INFORMATION

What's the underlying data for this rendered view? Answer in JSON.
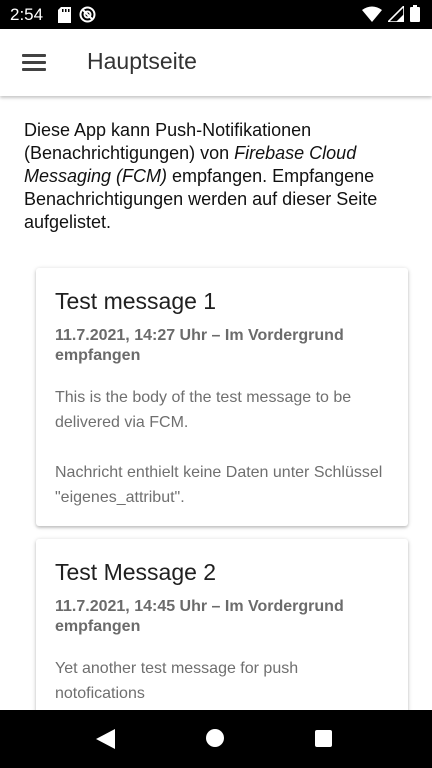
{
  "status_bar": {
    "time": "2:54",
    "icons": [
      "sd-card-icon",
      "do-not-disturb-icon",
      "wifi-icon",
      "signal-icon",
      "battery-icon"
    ]
  },
  "app_bar": {
    "title": "Hauptseite",
    "menu_icon": "menu-icon"
  },
  "intro": {
    "part1": "Diese App kann Push-Notifikationen (Benachrichtigungen) von ",
    "emphasis": "Firebase Cloud Messaging (FCM)",
    "part2": " empfangen. Empfangene Benachrichtigungen werden auf dieser Seite aufgelistet."
  },
  "messages": [
    {
      "title": "Test message 1",
      "meta": "11.7.2021, 14:27 Uhr – Im Vordergrund empfangen",
      "body": "This is the body of the test message to be delivered via FCM.",
      "note": "Nachricht enthielt keine Daten unter Schlüssel \"eigenes_attribut\"."
    },
    {
      "title": "Test Message 2",
      "meta": "11.7.2021, 14:45 Uhr – Im Vordergrund empfangen",
      "body": "Yet another test message for push notofications"
    }
  ],
  "nav_bar": {
    "icons": [
      "back-icon",
      "home-icon",
      "recents-icon"
    ]
  },
  "colors": {
    "status_bar_bg": "#000000",
    "app_bar_bg": "#ffffff",
    "title_text": "#333333",
    "secondary_text": "#6f6f6f"
  }
}
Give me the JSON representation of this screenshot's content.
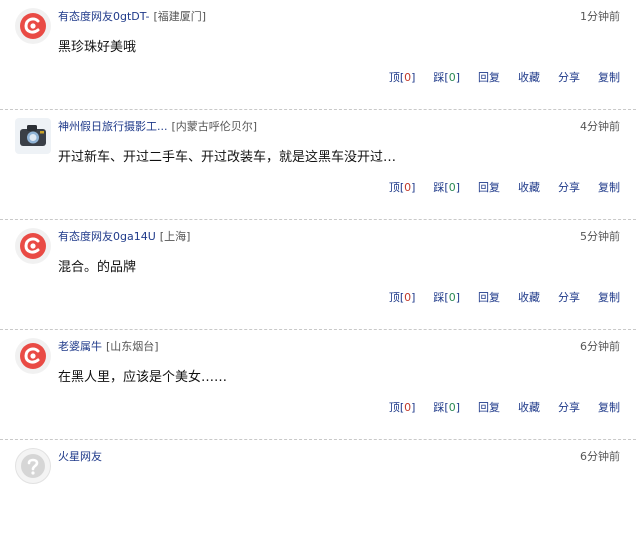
{
  "colors": {
    "username": "#1f3a8a",
    "action": "#1f3a8a",
    "up_count": "#c0392b",
    "down_count": "#2e8b57",
    "divider": "#c9c9c9"
  },
  "action_labels": {
    "up": "顶",
    "down": "踩",
    "reply": "回复",
    "favorite": "收藏",
    "share": "分享",
    "copy": "复制"
  },
  "comments": [
    {
      "avatar": "default-red-avatar-icon",
      "username": "有态度网友0gtDT-",
      "location": "[福建厦门]",
      "time": "1分钟前",
      "content": "黑珍珠好美哦",
      "up_count": "0",
      "down_count": "0"
    },
    {
      "avatar": "camera-avatar-icon",
      "username": "神州假日旅行摄影工...",
      "location": "[内蒙古呼伦贝尔]",
      "time": "4分钟前",
      "content": "开过新车、开过二手车、开过改装车，就是这黑车没开过…",
      "up_count": "0",
      "down_count": "0"
    },
    {
      "avatar": "default-red-avatar-icon",
      "username": "有态度网友0ga14U",
      "location": "[上海]",
      "time": "5分钟前",
      "content": "混合。的品牌",
      "up_count": "0",
      "down_count": "0"
    },
    {
      "avatar": "default-red-avatar-icon",
      "username": "老婆属牛",
      "location": "[山东烟台]",
      "time": "6分钟前",
      "content": "在黑人里，应该是个美女……",
      "up_count": "0",
      "down_count": "0"
    },
    {
      "avatar": "default-gray-avatar-icon",
      "username": "火星网友",
      "location": "",
      "time": "6分钟前",
      "content": "",
      "up_count": "",
      "down_count": ""
    }
  ]
}
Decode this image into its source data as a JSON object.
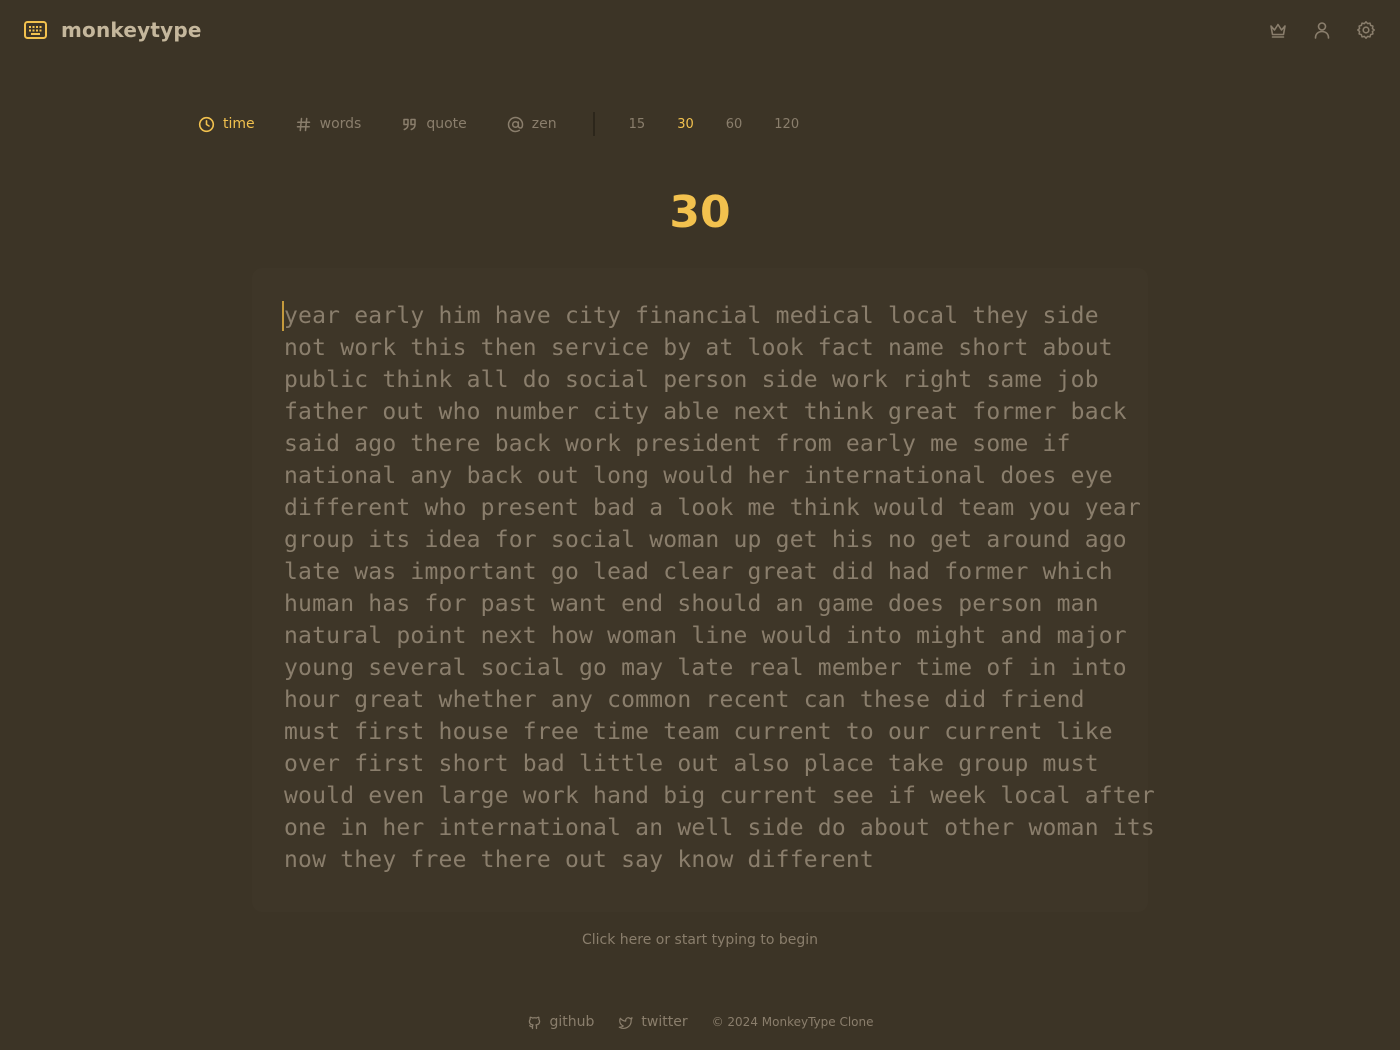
{
  "app": {
    "name": "monkeytype"
  },
  "modes": {
    "time": "time",
    "words": "words",
    "quote": "quote",
    "zen": "zen",
    "active": "time"
  },
  "durations": [
    "15",
    "30",
    "60",
    "120"
  ],
  "selected_duration": "30",
  "timer": "30",
  "words": [
    "year early him have city financial medical local they side",
    "not work this then service by at look fact name short about",
    "public think all do social person side work right same job",
    "father out who number city able next think great former back",
    "said ago there back work president from early me some if",
    "national any back out long would her international does eye",
    "different who present bad a look me think would team you year",
    "group its idea for social woman up get his no get around ago",
    "late was important go lead clear great did had former which",
    "human has for past want end should an game does person man",
    "natural point next how woman line would into might and major",
    "young several social go may late real member time of in into",
    "hour great whether any common recent can these did friend",
    "must first house free time team current to our current like",
    "over first short bad little out also place take group must",
    "would even large work hand big current see if week local after",
    "one in her international an well side do about other woman its",
    "now they free there out say know different"
  ],
  "hint": "Click here or start typing to begin",
  "footer": {
    "github": "github",
    "twitter": "twitter",
    "copyright": "© 2024 MonkeyType Clone"
  },
  "colors": {
    "background": "#3c3426",
    "accent": "#f2c14e",
    "text": "#8a7e6c",
    "logo_text": "#c5b79c"
  }
}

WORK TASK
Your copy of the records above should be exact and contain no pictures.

ANSWER SECTION
What's the underlying data for this rendered view? Answer in JSON.
{
  "status_bar": {
    "time": "2:54",
    "icons": [
      "sd-card-icon",
      "do-not-disturb-icon",
      "wifi-icon",
      "signal-icon",
      "battery-icon"
    ]
  },
  "app_bar": {
    "title": "Hauptseite",
    "menu_icon": "menu-icon"
  },
  "intro": {
    "part1": "Diese App kann Push-Notifikationen (Benachrichtigungen) von ",
    "emphasis": "Firebase Cloud Messaging (FCM)",
    "part2": " empfangen. Empfangene Benachrichtigungen werden auf dieser Seite aufgelistet."
  },
  "messages": [
    {
      "title": "Test message 1",
      "meta": "11.7.2021, 14:27 Uhr – Im Vordergrund empfangen",
      "body": "This is the body of the test message to be delivered via FCM.",
      "note": "Nachricht enthielt keine Daten unter Schlüssel \"eigenes_attribut\"."
    },
    {
      "title": "Test Message 2",
      "meta": "11.7.2021, 14:45 Uhr – Im Vordergrund empfangen",
      "body": "Yet another test message for push notofications"
    }
  ],
  "nav_bar": {
    "icons": [
      "back-icon",
      "home-icon",
      "recents-icon"
    ]
  },
  "colors": {
    "status_bar_bg": "#000000",
    "app_bar_bg": "#ffffff",
    "title_text": "#333333",
    "secondary_text": "#6f6f6f"
  }
}
Give me the JSON representation of this screenshot's content.
{
  "colors": {
    "username": "#1f3a8a",
    "action": "#1f3a8a",
    "up_count": "#c0392b",
    "down_count": "#2e8b57",
    "divider": "#c9c9c9"
  },
  "action_labels": {
    "up": "顶",
    "down": "踩",
    "reply": "回复",
    "favorite": "收藏",
    "share": "分享",
    "copy": "复制"
  },
  "comments": [
    {
      "avatar": "default-red-avatar-icon",
      "username": "有态度网友0gtDT-",
      "location": "[福建厦门]",
      "time": "1分钟前",
      "content": "黑珍珠好美哦",
      "up_count": "0",
      "down_count": "0"
    },
    {
      "avatar": "camera-avatar-icon",
      "username": "神州假日旅行摄影工...",
      "location": "[内蒙古呼伦贝尔]",
      "time": "4分钟前",
      "content": "开过新车、开过二手车、开过改装车，就是这黑车没开过…",
      "up_count": "0",
      "down_count": "0"
    },
    {
      "avatar": "default-red-avatar-icon",
      "username": "有态度网友0ga14U",
      "location": "[上海]",
      "time": "5分钟前",
      "content": "混合。的品牌",
      "up_count": "0",
      "down_count": "0"
    },
    {
      "avatar": "default-red-avatar-icon",
      "username": "老婆属牛",
      "location": "[山东烟台]",
      "time": "6分钟前",
      "content": "在黑人里，应该是个美女……",
      "up_count": "0",
      "down_count": "0"
    },
    {
      "avatar": "default-gray-avatar-icon",
      "username": "火星网友",
      "location": "",
      "time": "6分钟前",
      "content": "",
      "up_count": "",
      "down_count": ""
    }
  ]
}
Decode this image into its source data as a JSON object.
{
  "app": {
    "name": "monkeytype"
  },
  "modes": {
    "time": "time",
    "words": "words",
    "quote": "quote",
    "zen": "zen",
    "active": "time"
  },
  "durations": [
    "15",
    "30",
    "60",
    "120"
  ],
  "selected_duration": "30",
  "timer": "30",
  "words": [
    "year early him have city financial medical local they side",
    "not work this then service by at look fact name short about",
    "public think all do social person side work right same job",
    "father out who number city able next think great former back",
    "said ago there back work president from early me some if",
    "national any back out long would her international does eye",
    "different who present bad a look me think would team you year",
    "group its idea for social woman up get his no get around ago",
    "late was important go lead clear great did had former which",
    "human has for past want end should an game does person man",
    "natural point next how woman line would into might and major",
    "young several social go may late real member time of in into",
    "hour great whether any common recent can these did friend",
    "must first house free time team current to our current like",
    "over first short bad little out also place take group must",
    "would even large work hand big current see if week local after",
    "one in her international an well side do about other woman its",
    "now they free there out say know different"
  ],
  "hint": "Click here or start typing to begin",
  "footer": {
    "github": "github",
    "twitter": "twitter",
    "copyright": "© 2024 MonkeyType Clone"
  },
  "colors": {
    "background": "#3c3426",
    "accent": "#f2c14e",
    "text": "#8a7e6c",
    "logo_text": "#c5b79c"
  }
}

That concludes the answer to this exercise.